Game further balances the album with an endearing ballad ode to his mother, "Mama Knows," beaming with guest vocals from Nelly Furtado. Lupe Fiasco joins him the soul-influenced "Skate On." And the party ensues on the booming "When My N-gga Come [Home]" and "Roll My Sh-t" both featuring Snoop.
Game exhibits his most creative style yet on "TKTKSONG TITLE." When Game heard Pharrell's old school track, he immediately thought Ghostface would be great to feature. However, when his initial efforts to reach the Wu-Tang Clan member were unsuccessful he decided to adopt Ghostface's rhyme style for the song.
Maybe the most surprising recent shift for Game is his decision to forego beefs. Between rifts with 50 Cent and G-Unit, Jay-Z, and Joe Budden, among countless others, Game has been involved in his fair share of hip hop feuds. But Pharrell was influential in encouraging him to spend less them focusing on trivial matters. "Pharrell was like, ‘You are like my brother and I want people to see you how I see you,'" Game said, recalling his conversation with Pharrell. "I want them to see you for who you are. I want them to see how intelligent you are, how dope you are, and how crazy your pen game is, how articulate you are. Let's try no beef." Game said the new focus is positive. "It feels different. Feels crazy. Everybody feels good."
While R.E.D. does not abandon Game's hardcore fans, the 30-year-old rapper and proud father of two boys felt it was important for his music to reflect his personal growth. "How many n-ggas can you shoot at? How hood can you keep it?" Game asks. "I fought. I shot. I been in Hot 97 shoot outs. I've been in the hood getting shot. I got two dead brothers. Grew up in a foster home. Got molested sisters. I know how much a brick weigh. How much more hood do you want me to be? Want me to be 40 years old still kicking down the door, waving the 44? I got to flip the script."

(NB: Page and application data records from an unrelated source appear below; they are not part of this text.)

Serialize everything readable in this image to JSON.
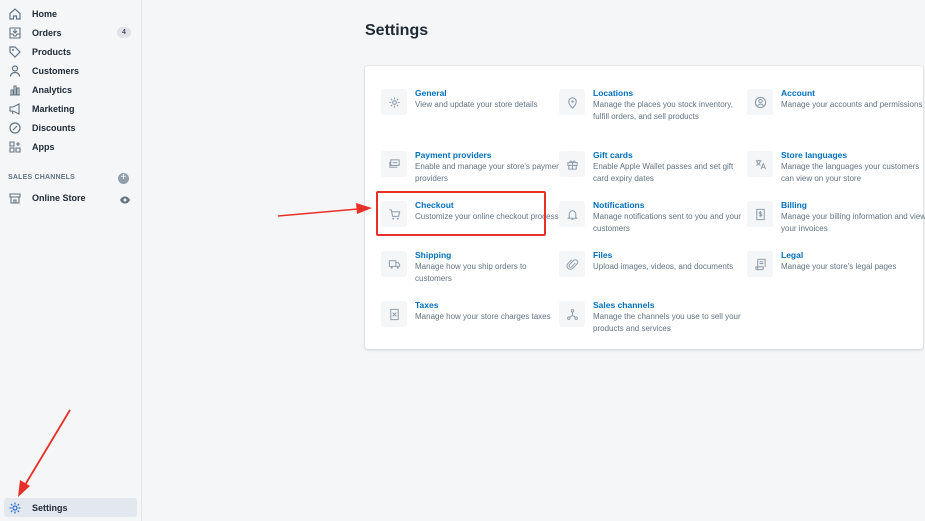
{
  "sidebar": {
    "items": [
      {
        "label": "Home",
        "icon": "home-icon"
      },
      {
        "label": "Orders",
        "icon": "orders-icon",
        "badge": "4"
      },
      {
        "label": "Products",
        "icon": "tag-icon"
      },
      {
        "label": "Customers",
        "icon": "person-icon"
      },
      {
        "label": "Analytics",
        "icon": "bar-chart-icon"
      },
      {
        "label": "Marketing",
        "icon": "megaphone-icon"
      },
      {
        "label": "Discounts",
        "icon": "discount-icon"
      },
      {
        "label": "Apps",
        "icon": "apps-icon"
      }
    ],
    "sales_channels_label": "SALES CHANNELS",
    "online_store": {
      "label": "Online Store",
      "icon": "store-icon"
    },
    "settings": {
      "label": "Settings",
      "icon": "gear-icon"
    }
  },
  "page": {
    "title": "Settings"
  },
  "settings_tiles": [
    {
      "title": "General",
      "desc": "View and update your store details",
      "icon": "gear-icon"
    },
    {
      "title": "Locations",
      "desc": "Manage the places you stock inventory, fulfill orders, and sell products",
      "icon": "location-pin-icon"
    },
    {
      "title": "Account",
      "desc": "Manage your accounts and permissions",
      "icon": "account-icon"
    },
    {
      "title": "Payment providers",
      "desc": "Enable and manage your store's payment providers",
      "icon": "payment-icon"
    },
    {
      "title": "Gift cards",
      "desc": "Enable Apple Wallet passes and set gift card expiry dates",
      "icon": "gift-icon"
    },
    {
      "title": "Store languages",
      "desc": "Manage the languages your customers can view on your store",
      "icon": "translate-icon"
    },
    {
      "title": "Checkout",
      "desc": "Customize your online checkout process",
      "icon": "cart-icon"
    },
    {
      "title": "Notifications",
      "desc": "Manage notifications sent to you and your customers",
      "icon": "bell-icon"
    },
    {
      "title": "Billing",
      "desc": "Manage your billing information and view your invoices",
      "icon": "billing-icon"
    },
    {
      "title": "Shipping",
      "desc": "Manage how you ship orders to customers",
      "icon": "truck-icon"
    },
    {
      "title": "Files",
      "desc": "Upload images, videos, and documents",
      "icon": "paperclip-icon"
    },
    {
      "title": "Legal",
      "desc": "Manage your store's legal pages",
      "icon": "legal-icon"
    },
    {
      "title": "Taxes",
      "desc": "Manage how your store charges taxes",
      "icon": "taxes-icon"
    },
    {
      "title": "Sales channels",
      "desc": "Manage the channels you use to sell your products and services",
      "icon": "channels-icon"
    }
  ],
  "colors": {
    "link": "#006fbb",
    "annotation": "#e8302a"
  }
}
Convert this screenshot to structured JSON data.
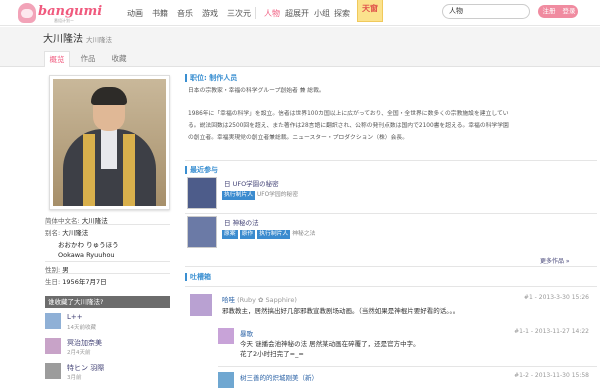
{
  "nav": {
    "logo_text": "bangumi",
    "logo_sub": "番组计划ー",
    "items": [
      "动画",
      "书籍",
      "音乐",
      "游戏",
      "三次元"
    ],
    "right_items": [
      "人物",
      "超展开",
      "小组",
      "探索"
    ],
    "badge": "天窗",
    "search_value": "人物",
    "register": "注册",
    "login": "登录"
  },
  "header": {
    "name": "大川隆法",
    "name_cn": "大川隆法",
    "tabs": [
      "概览",
      "作品",
      "收藏"
    ]
  },
  "infobox": {
    "lines": [
      {
        "k": "简体中文名:",
        "v": "大川隆法"
      },
      {
        "k": "别名:",
        "v": "大川隆法"
      },
      {
        "k": "",
        "v": "おおかわ りゅうほう"
      },
      {
        "k": "",
        "v": "Ookawa Ryuuhou"
      },
      {
        "k": "性别:",
        "v": "男"
      },
      {
        "k": "生日:",
        "v": "1956年7月7日"
      }
    ]
  },
  "fans": {
    "title": "谁收藏了大川隆法?",
    "items": [
      {
        "name": "L++",
        "time": "14天前收藏",
        "color": "#8fb0d6"
      },
      {
        "name": "冥治加奈美",
        "time": "2月4天前",
        "color": "#c8a3c8"
      },
      {
        "name": "特ヒン 羽際",
        "time": "3月前",
        "color": "#9c9c9c"
      }
    ]
  },
  "summary": {
    "title": "职位: 制作人员",
    "p1": "日本の宗教家・幸福の科学グループ創始者 兼 総裁。",
    "p2a": "1986年に「幸福の科学」を設立。信者は世界100カ国以上に広がっており、全国・全世界に数多くの宗教施設を建立してい",
    "p2b": "る。説法回数は2500回を超え、また著作は28言語に翻訳され、公称の発刊点数は国内で2100書を超える。幸福の科学学園",
    "p2c": "の創立者。幸福実現党の創立者兼総裁。ニュースター・プロダクション（株）会長。"
  },
  "works": {
    "title": "最近参与",
    "items": [
      {
        "title": "日 UFO学園の秘密",
        "tags": [
          "执行制片人"
        ],
        "extra": "UFO学园的秘密",
        "color": "#4d5c8a"
      },
      {
        "title": "日 神秘の法",
        "tags": [
          "原案",
          "原作",
          "执行制片人"
        ],
        "extra": "神秘之法",
        "color": "#6b7aa6"
      }
    ],
    "more": "更多作品 »"
  },
  "comments": {
    "title": "吐槽箱",
    "items": [
      {
        "name": "哈哇",
        "sig": "(Ruby ✿ Sapphire)",
        "meta": "#1 - 2013-3-30 15:26",
        "text": "邪教教主，居然搞出好几部邪教宣教剧场动画。（当然如果是神棍片要好看的话。。。"
      },
      {
        "name": "暴歌",
        "meta": "#1-1 - 2013-11-27 14:22",
        "text": "今天 谜播会池神秘の法 居然某动画在碎覆了，还是官方中字。",
        "text2": "花了2小时扫完了=_=",
        "reply": true
      },
      {
        "name": "树三善的的炽城刚美（新）",
        "meta": "#1-2 - 2013-11-30 15:58",
        "reply": true
      }
    ]
  }
}
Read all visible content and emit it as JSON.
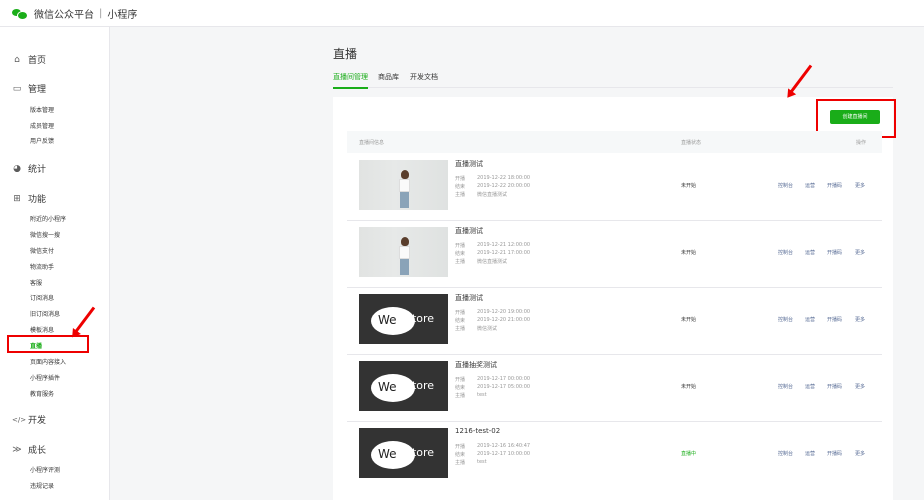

Game not only flips the script with R.E.D., he re-writes it all together.